┌─ Given records

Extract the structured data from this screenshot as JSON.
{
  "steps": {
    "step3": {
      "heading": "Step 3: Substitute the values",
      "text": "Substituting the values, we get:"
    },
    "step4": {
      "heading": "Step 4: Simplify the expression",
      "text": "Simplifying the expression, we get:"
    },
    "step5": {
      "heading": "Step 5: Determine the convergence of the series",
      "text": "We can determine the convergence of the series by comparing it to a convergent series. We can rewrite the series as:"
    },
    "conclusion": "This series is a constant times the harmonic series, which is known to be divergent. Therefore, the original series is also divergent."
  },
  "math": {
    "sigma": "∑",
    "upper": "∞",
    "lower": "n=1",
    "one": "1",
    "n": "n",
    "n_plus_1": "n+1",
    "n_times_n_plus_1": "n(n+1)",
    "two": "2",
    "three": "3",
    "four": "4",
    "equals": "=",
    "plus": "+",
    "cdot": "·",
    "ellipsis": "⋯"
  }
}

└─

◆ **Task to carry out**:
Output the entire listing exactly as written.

◆ **Answer to the exercise**:
Extract the structured data from this screenshot as JSON.
{
  "steps": {
    "step3": {
      "heading": "Step 3: Substitute the values",
      "text": "Substituting the values, we get:"
    },
    "step4": {
      "heading": "Step 4: Simplify the expression",
      "text": "Simplifying the expression, we get:"
    },
    "step5": {
      "heading": "Step 5: Determine the convergence of the series",
      "text": "We can determine the convergence of the series by comparing it to a convergent series. We can rewrite the series as:"
    },
    "conclusion": "This series is a constant times the harmonic series, which is known to be divergent. Therefore, the original series is also divergent."
  },
  "math": {
    "sigma": "∑",
    "upper": "∞",
    "lower": "n=1",
    "one": "1",
    "n": "n",
    "n_plus_1": "n+1",
    "n_times_n_plus_1": "n(n+1)",
    "two": "2",
    "three": "3",
    "four": "4",
    "equals": "=",
    "plus": "+",
    "cdot": "·",
    "ellipsis": "⋯"
  }
}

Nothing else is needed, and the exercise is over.